** RECORDS FOR PROCESSING follows **

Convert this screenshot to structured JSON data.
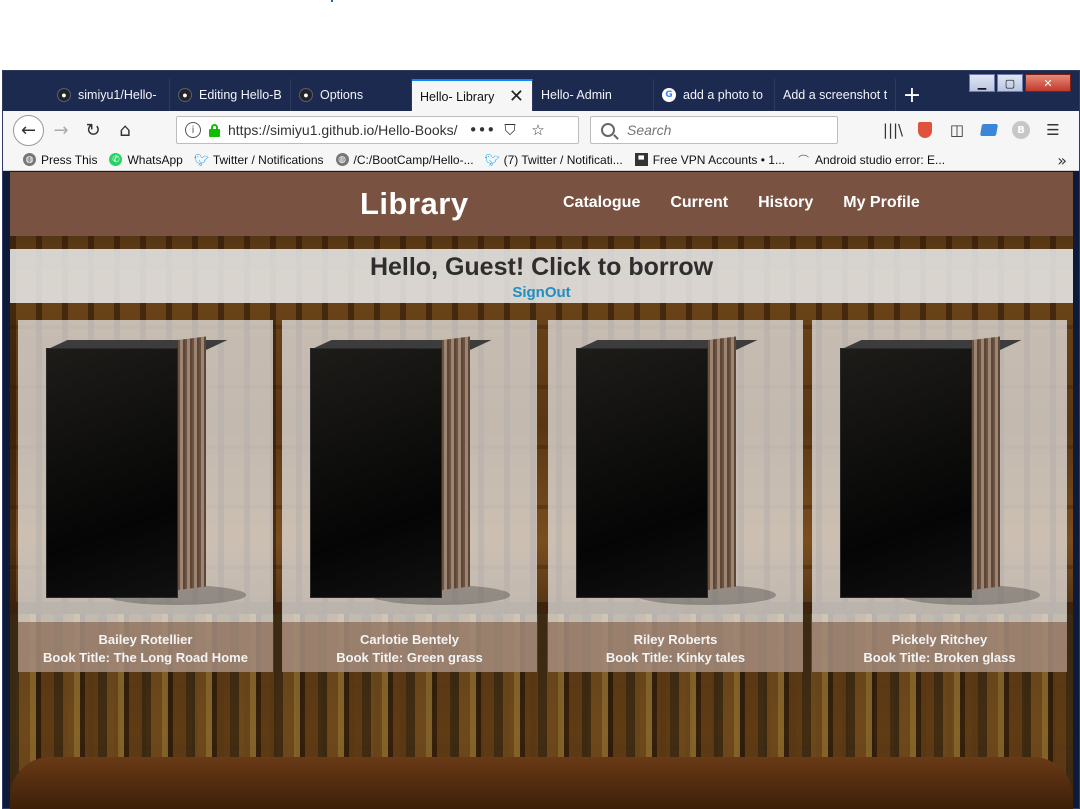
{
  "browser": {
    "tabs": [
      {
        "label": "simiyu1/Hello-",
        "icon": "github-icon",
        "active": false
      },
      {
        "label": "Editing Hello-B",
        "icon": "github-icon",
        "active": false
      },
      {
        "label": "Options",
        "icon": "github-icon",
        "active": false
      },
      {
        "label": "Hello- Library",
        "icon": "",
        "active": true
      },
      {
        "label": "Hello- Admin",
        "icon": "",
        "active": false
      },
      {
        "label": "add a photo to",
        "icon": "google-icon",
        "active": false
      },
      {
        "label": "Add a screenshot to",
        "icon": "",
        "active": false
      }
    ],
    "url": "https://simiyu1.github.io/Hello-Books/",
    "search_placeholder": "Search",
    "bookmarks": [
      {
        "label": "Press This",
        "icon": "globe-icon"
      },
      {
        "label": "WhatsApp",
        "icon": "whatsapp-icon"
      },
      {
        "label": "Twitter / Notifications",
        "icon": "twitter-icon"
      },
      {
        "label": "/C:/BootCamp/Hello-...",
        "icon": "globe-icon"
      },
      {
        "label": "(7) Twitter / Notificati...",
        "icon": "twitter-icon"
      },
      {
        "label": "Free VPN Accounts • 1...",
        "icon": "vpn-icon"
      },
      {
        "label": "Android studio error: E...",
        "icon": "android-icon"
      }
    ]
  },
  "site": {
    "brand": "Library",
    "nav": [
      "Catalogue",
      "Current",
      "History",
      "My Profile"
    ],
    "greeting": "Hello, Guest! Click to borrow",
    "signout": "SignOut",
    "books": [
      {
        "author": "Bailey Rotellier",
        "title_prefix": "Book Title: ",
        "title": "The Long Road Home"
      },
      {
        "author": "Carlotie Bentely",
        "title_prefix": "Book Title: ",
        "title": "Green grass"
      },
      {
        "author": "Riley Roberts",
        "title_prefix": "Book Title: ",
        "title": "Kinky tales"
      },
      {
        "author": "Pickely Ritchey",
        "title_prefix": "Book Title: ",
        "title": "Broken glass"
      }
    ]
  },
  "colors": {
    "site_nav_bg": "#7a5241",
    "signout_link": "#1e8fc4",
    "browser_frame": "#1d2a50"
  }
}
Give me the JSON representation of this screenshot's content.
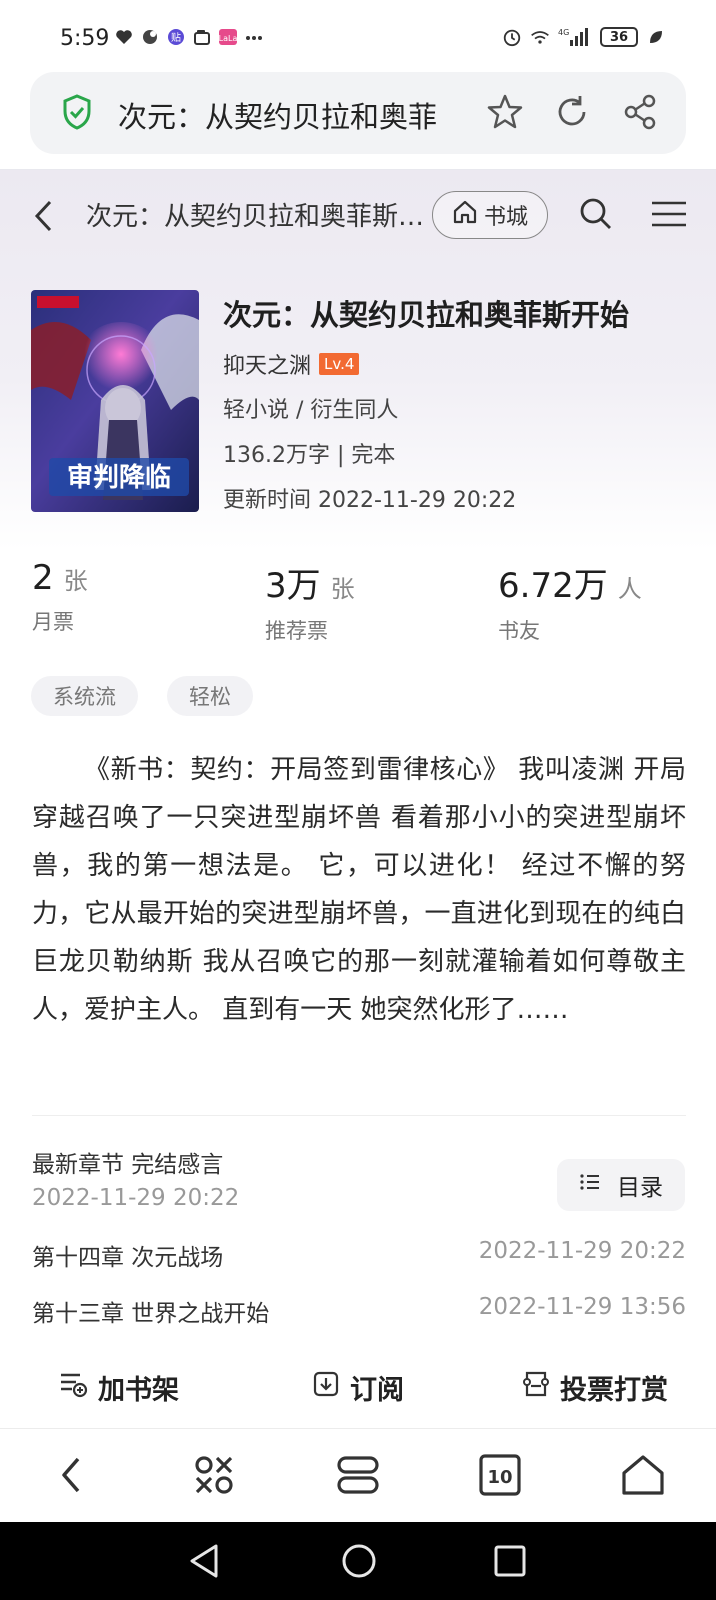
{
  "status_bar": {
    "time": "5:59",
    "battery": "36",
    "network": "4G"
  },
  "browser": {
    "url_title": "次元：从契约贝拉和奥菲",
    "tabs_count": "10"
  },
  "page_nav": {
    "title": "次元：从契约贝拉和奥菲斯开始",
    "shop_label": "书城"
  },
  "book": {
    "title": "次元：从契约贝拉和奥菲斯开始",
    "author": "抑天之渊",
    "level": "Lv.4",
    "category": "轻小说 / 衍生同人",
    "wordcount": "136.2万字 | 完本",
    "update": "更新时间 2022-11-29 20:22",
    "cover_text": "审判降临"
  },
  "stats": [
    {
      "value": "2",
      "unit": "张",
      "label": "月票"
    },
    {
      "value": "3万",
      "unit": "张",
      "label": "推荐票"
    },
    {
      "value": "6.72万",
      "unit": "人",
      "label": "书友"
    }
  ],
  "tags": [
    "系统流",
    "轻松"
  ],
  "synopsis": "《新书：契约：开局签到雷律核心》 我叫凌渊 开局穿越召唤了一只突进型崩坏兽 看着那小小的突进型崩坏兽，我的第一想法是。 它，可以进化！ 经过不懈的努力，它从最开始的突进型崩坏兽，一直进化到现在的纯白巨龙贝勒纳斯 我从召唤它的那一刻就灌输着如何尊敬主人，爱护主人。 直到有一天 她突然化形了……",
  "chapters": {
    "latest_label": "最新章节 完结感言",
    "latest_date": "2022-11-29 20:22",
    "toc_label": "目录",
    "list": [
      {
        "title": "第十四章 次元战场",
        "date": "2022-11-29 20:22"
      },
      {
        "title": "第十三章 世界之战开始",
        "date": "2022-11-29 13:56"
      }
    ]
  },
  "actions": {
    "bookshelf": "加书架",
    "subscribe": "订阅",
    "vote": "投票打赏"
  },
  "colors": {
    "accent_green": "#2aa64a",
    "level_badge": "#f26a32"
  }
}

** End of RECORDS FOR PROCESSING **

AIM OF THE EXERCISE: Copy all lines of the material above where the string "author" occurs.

WRITTEN RESPONSE:
        "author": "Bailey Rotellier",
        "author": "Carlotie Bentely",
        "author": "Riley Roberts",
        "author": "Pickely Ritchey",
    "author": "抑天之渊",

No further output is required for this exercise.